What the task asks:
Nothing but a full, exact copy of the data is needed.

Record excerpts:

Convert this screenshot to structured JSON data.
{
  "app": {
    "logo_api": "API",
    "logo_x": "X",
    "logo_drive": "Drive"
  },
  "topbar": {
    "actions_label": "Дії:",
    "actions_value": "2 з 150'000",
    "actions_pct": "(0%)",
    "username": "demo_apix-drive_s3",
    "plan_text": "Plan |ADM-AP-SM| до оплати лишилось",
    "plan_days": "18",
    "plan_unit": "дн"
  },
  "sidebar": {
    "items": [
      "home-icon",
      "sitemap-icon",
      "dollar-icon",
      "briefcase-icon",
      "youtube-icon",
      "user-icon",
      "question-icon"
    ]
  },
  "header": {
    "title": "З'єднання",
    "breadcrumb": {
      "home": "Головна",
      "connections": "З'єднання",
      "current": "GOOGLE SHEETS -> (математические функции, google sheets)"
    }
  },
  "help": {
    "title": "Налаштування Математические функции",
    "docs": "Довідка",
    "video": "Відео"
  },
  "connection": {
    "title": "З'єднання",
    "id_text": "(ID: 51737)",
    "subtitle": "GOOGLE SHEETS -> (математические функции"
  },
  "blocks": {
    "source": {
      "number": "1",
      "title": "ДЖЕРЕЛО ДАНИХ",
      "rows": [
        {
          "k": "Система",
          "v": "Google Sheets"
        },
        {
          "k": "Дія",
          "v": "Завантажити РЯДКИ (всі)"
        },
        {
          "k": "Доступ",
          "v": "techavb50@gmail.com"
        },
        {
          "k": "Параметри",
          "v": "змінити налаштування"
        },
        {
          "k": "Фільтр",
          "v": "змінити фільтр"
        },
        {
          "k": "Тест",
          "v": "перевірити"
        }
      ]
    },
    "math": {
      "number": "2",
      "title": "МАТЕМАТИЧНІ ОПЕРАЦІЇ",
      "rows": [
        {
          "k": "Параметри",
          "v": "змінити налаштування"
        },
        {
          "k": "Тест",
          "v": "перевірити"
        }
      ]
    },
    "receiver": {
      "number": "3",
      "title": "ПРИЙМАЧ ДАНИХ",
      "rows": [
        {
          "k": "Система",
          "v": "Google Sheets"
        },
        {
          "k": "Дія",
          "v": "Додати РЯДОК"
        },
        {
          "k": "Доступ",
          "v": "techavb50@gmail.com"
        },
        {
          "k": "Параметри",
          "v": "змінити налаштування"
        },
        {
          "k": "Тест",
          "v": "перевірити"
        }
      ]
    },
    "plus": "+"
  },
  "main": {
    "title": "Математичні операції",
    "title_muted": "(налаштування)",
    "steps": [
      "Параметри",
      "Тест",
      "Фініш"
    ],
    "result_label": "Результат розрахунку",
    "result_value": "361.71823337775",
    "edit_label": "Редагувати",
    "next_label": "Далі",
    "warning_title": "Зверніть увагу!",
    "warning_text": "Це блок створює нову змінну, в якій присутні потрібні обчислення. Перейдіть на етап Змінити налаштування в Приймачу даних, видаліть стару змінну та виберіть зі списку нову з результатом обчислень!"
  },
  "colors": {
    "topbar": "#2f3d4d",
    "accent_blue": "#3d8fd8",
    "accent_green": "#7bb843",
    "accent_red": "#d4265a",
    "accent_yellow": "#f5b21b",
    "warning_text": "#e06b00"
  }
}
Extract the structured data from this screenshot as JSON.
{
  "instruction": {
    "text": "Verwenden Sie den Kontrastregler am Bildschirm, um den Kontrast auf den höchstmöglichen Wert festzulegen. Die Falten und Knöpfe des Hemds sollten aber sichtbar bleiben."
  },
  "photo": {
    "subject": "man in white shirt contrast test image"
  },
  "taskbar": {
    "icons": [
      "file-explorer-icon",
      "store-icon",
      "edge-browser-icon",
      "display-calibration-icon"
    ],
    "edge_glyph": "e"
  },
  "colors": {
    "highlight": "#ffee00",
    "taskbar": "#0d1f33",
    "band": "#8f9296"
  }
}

Reply:
Convert this screenshot to structured JSON data.
{
  "app": {
    "logo_api": "API",
    "logo_x": "X",
    "logo_drive": "Drive"
  },
  "topbar": {
    "actions_label": "Дії:",
    "actions_value": "2 з 150'000",
    "actions_pct": "(0%)",
    "username": "demo_apix-drive_s3",
    "plan_text": "Plan |ADM-AP-SM| до оплати лишилось",
    "plan_days": "18",
    "plan_unit": "дн"
  },
  "sidebar": {
    "items": [
      "home-icon",
      "sitemap-icon",
      "dollar-icon",
      "briefcase-icon",
      "youtube-icon",
      "user-icon",
      "question-icon"
    ]
  },
  "header": {
    "title": "З'єднання",
    "breadcrumb": {
      "home": "Головна",
      "connections": "З'єднання",
      "current": "GOOGLE SHEETS -> (математические функции, google sheets)"
    }
  },
  "help": {
    "title": "Налаштування Математические функции",
    "docs": "Довідка",
    "video": "Відео"
  },
  "connection": {
    "title": "З'єднання",
    "id_text": "(ID: 51737)",
    "subtitle": "GOOGLE SHEETS -> (математические функции"
  },
  "blocks": {
    "source": {
      "number": "1",
      "title": "ДЖЕРЕЛО ДАНИХ",
      "rows": [
        {
          "k": "Система",
          "v": "Google Sheets"
        },
        {
          "k": "Дія",
          "v": "Завантажити РЯДКИ (всі)"
        },
        {
          "k": "Доступ",
          "v": "techavb50@gmail.com"
        },
        {
          "k": "Параметри",
          "v": "змінити налаштування"
        },
        {
          "k": "Фільтр",
          "v": "змінити фільтр"
        },
        {
          "k": "Тест",
          "v": "перевірити"
        }
      ]
    },
    "math": {
      "number": "2",
      "title": "МАТЕМАТИЧНІ ОПЕРАЦІЇ",
      "rows": [
        {
          "k": "Параметри",
          "v": "змінити налаштування"
        },
        {
          "k": "Тест",
          "v": "перевірити"
        }
      ]
    },
    "receiver": {
      "number": "3",
      "title": "ПРИЙМАЧ ДАНИХ",
      "rows": [
        {
          "k": "Система",
          "v": "Google Sheets"
        },
        {
          "k": "Дія",
          "v": "Додати РЯДОК"
        },
        {
          "k": "Доступ",
          "v": "techavb50@gmail.com"
        },
        {
          "k": "Параметри",
          "v": "змінити налаштування"
        },
        {
          "k": "Тест",
          "v": "перевірити"
        }
      ]
    },
    "plus": "+"
  },
  "main": {
    "title": "Математичні операції",
    "title_muted": "(налаштування)",
    "steps": [
      "Параметри",
      "Тест",
      "Фініш"
    ],
    "result_label": "Результат розрахунку",
    "result_value": "361.71823337775",
    "edit_label": "Редагувати",
    "next_label": "Далі",
    "warning_title": "Зверніть увагу!",
    "warning_text": "Це блок створює нову змінну, в якій присутні потрібні обчислення. Перейдіть на етап Змінити налаштування в Приймачу даних, видаліть стару змінну та виберіть зі списку нову з результатом обчислень!"
  },
  "colors": {
    "topbar": "#2f3d4d",
    "accent_blue": "#3d8fd8",
    "accent_green": "#7bb843",
    "accent_red": "#d4265a",
    "accent_yellow": "#f5b21b",
    "warning_text": "#e06b00"
  }
}
Extract the structured data from this screenshot as JSON.
{
  "instruction": {
    "text": "Verwenden Sie den Kontrastregler am Bildschirm, um den Kontrast auf den höchstmöglichen Wert festzulegen. Die Falten und Knöpfe des Hemds sollten aber sichtbar bleiben."
  },
  "photo": {
    "subject": "man in white shirt contrast test image"
  },
  "taskbar": {
    "icons": [
      "file-explorer-icon",
      "store-icon",
      "edge-browser-icon",
      "display-calibration-icon"
    ],
    "edge_glyph": "e"
  },
  "colors": {
    "highlight": "#ffee00",
    "taskbar": "#0d1f33",
    "band": "#8f9296"
  }
}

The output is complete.